Like so many other people inspired by Emma Watson's impassioned speech in her new capacity as UN Women Goodwill Ambassador, I shared it to Facebook. Like so many other posts on Facebook and elsewhere calling for attention to women's rights, it almost immediately received a comment from someone who took umbrage with the message.
It's everyone's right to have an opinion. But here is what bothers me: they've got the wrong definition. They are basing their judgment of me, my beliefs and on feminism as a whole, on inaccurate information. What I am calling for is a re-education of women, and men, across North America. If you take a look at feminism's goal (one more time: equality!) and still want to tote a sign that says, "I'm an anti-feminist," I suppose that is your prerogative.

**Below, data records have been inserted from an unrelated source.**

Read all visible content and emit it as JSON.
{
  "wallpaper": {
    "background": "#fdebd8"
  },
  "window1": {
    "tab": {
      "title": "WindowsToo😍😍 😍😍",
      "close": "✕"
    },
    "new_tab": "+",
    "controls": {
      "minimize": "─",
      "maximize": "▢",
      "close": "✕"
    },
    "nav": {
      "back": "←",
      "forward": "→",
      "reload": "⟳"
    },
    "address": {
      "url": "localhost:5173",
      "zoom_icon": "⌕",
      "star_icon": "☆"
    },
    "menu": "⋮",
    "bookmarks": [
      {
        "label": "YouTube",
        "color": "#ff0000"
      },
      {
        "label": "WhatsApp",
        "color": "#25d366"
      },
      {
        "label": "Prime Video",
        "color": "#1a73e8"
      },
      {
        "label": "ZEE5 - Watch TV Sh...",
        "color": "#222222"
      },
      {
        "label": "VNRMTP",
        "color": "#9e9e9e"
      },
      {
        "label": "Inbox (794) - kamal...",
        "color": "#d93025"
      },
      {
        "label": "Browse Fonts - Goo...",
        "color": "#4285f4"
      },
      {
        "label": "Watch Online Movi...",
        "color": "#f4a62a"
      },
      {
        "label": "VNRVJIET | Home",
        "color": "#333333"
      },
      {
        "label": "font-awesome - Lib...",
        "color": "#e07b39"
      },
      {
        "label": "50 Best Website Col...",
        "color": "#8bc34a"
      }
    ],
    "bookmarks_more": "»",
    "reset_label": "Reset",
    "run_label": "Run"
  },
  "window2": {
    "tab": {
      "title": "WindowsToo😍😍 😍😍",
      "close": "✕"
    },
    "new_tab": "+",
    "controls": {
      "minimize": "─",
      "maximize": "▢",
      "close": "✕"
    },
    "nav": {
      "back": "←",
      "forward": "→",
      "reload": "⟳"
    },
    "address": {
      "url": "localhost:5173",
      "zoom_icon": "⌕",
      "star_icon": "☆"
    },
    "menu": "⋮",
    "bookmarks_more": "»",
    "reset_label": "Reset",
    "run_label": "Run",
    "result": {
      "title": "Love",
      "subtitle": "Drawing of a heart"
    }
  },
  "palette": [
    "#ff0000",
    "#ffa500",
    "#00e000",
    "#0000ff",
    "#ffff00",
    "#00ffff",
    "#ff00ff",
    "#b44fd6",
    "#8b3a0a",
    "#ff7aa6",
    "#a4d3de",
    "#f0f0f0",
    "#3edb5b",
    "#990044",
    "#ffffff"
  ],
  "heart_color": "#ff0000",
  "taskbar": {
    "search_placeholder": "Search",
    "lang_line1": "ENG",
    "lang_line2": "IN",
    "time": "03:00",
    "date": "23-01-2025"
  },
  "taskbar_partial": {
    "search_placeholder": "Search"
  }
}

With all the rapid change around medical cannabis and talk about legalization efforts, it's important to note that these changes are not without challenge: women's disproportionate responsibility for dependent children intensifies the risk associated with smoking cannabis and being known as a cannabis user.
I don't know how to teach my daughters that they have to follow arbitrary rules about their bodies, rules that will change based on current fashion, the people they socialize with, the media they consume. I don't know how to teach my daughters to sift through the shit that society decrees about their bodies.
It is widely acknowledged that Japan needs more females in business to make up for a shrinking workforce and to boost economic growth and opportunity. With this admirable goal in mind, we must work to make Japan a nation where every individual, male and female, has equal opportunities to realize their full social, economic and political potential. As a Japanese youth, I am not afraid to break from traditional practices and defy what is expected of me. I am ready to pursue my own dream to become a fearsome business leader and 2014 G(irls)20 Delegate representing Japan.
Since the feminist movement, women have openly discussed and debated what it means to be female. This multi-decade dialogue has led to a more nuanced understanding of the complexity of womanhood, and what it means to grow and develop as a multi-faceted woman. A similar dialogue between men about the nuanced intricacies of malehood has been slower to develop.
With kids growing up surrounded by advertising, movies and TV, toys, books, and clothes that tell them that some things are for girls, and others are for boys, we're already fighting an uphill battle if our goal is to raise girls who know that they can solve tough, real world problems, and boys who are interested in collaboration, not just competition.
I recently ended up on a talk radio show based in my hometown of Calgary. "Is this Rae Spoon?" asked the interviewer. "Yes, it is," I replied. "And you are transgender, right?" "Yes, I am." "And we're supposed to use a different word for you?"...In over 10 years, through the hundreds of interviews I'd done with people firing questions at me about being transgender, I had always tried to avoid answering the ones that sounded like they were something off of Jerry Springer.
We are not just expected to put in the same amount of work in the office, and still more at home, we also have to find the time to go to the gym, pull on skin-tight shape wear, prepare gluten-free, carb-free, Paleo, blah, blah, meals, get Botox, gel manicures, and buy expensive serums, lotions, and potions proven to even out our complexion, hide fine lines, and reduce sagging.
While there are a myriad of reasons the Premier Redford has faced such heavy criticism, we have to recognize that systemic misogyny -- an entrenched prejudice against women and girls that is inherent in a given system, such as society -- plays at least some part in the story. It's not the only source of the premier's troubles, but it's certainly one piece in the much larger puzzle.